(Data section begins)

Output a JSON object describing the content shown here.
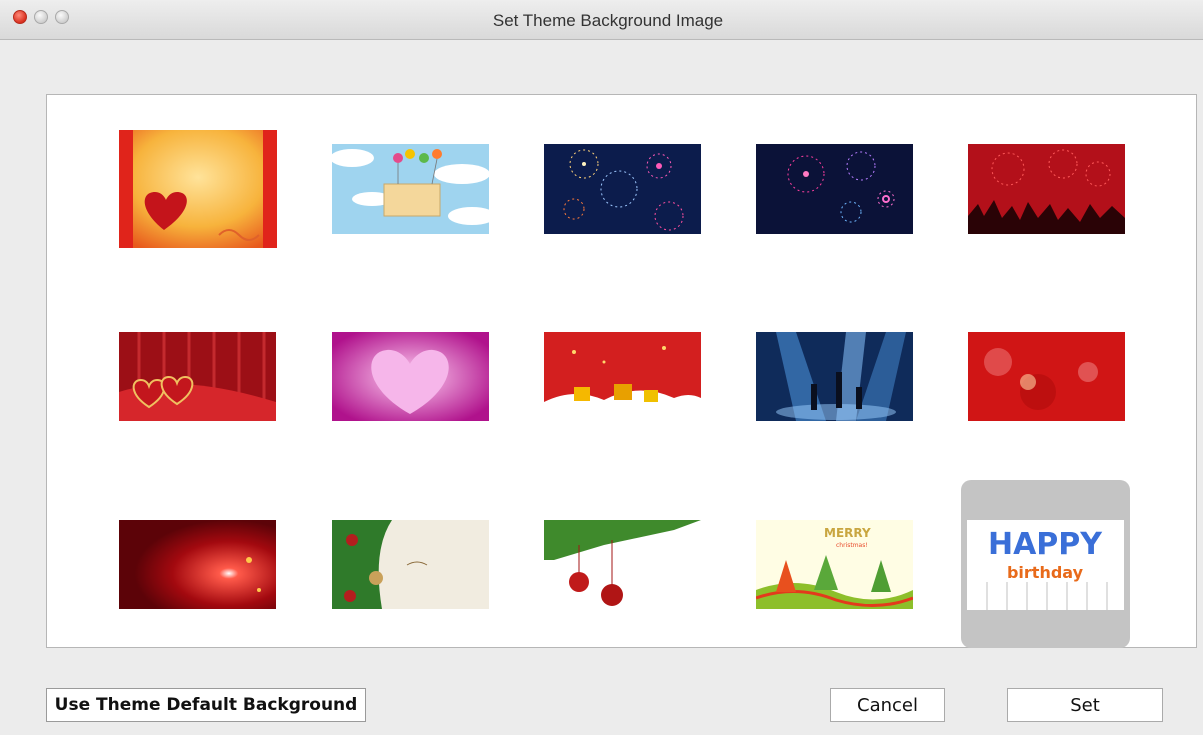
{
  "window": {
    "title": "Set Theme Background Image"
  },
  "thumbnails": [
    {
      "name": "thumb-valentine-heart-orange",
      "selected": false
    },
    {
      "name": "thumb-sky-balloons",
      "selected": false
    },
    {
      "name": "thumb-fireworks-blue",
      "selected": false
    },
    {
      "name": "thumb-fireworks-dark",
      "selected": false
    },
    {
      "name": "thumb-red-party-crowd",
      "selected": false
    },
    {
      "name": "thumb-red-curtain-hearts",
      "selected": false
    },
    {
      "name": "thumb-pink-heart-rays",
      "selected": false
    },
    {
      "name": "thumb-christmas-red-gifts",
      "selected": false
    },
    {
      "name": "thumb-stage-dancers",
      "selected": false
    },
    {
      "name": "thumb-red-bokeh-ornaments",
      "selected": false
    },
    {
      "name": "thumb-red-sparkle",
      "selected": false
    },
    {
      "name": "thumb-christmas-branch-cream",
      "selected": false
    },
    {
      "name": "thumb-christmas-branch-baubles",
      "selected": false
    },
    {
      "name": "thumb-merry-christmas-trees",
      "selected": false
    },
    {
      "name": "thumb-happy-birthday",
      "selected": true
    }
  ],
  "card_text": {
    "merry": "MERRY",
    "merry_sub": "christmas!",
    "happy": "HAPPY",
    "birthday": "birthday"
  },
  "buttons": {
    "default_bg": "Use Theme Default Background",
    "cancel": "Cancel",
    "set": "Set"
  },
  "colors": {
    "selection": "#c4c4c4",
    "window_bg": "#ececec"
  }
}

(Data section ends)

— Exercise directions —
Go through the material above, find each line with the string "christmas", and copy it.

— Solution below —
      "name": "thumb-christmas-red-gifts",
      "name": "thumb-christmas-branch-cream",
      "name": "thumb-christmas-branch-baubles",
      "name": "thumb-merry-christmas-trees",
    "merry_sub": "christmas!",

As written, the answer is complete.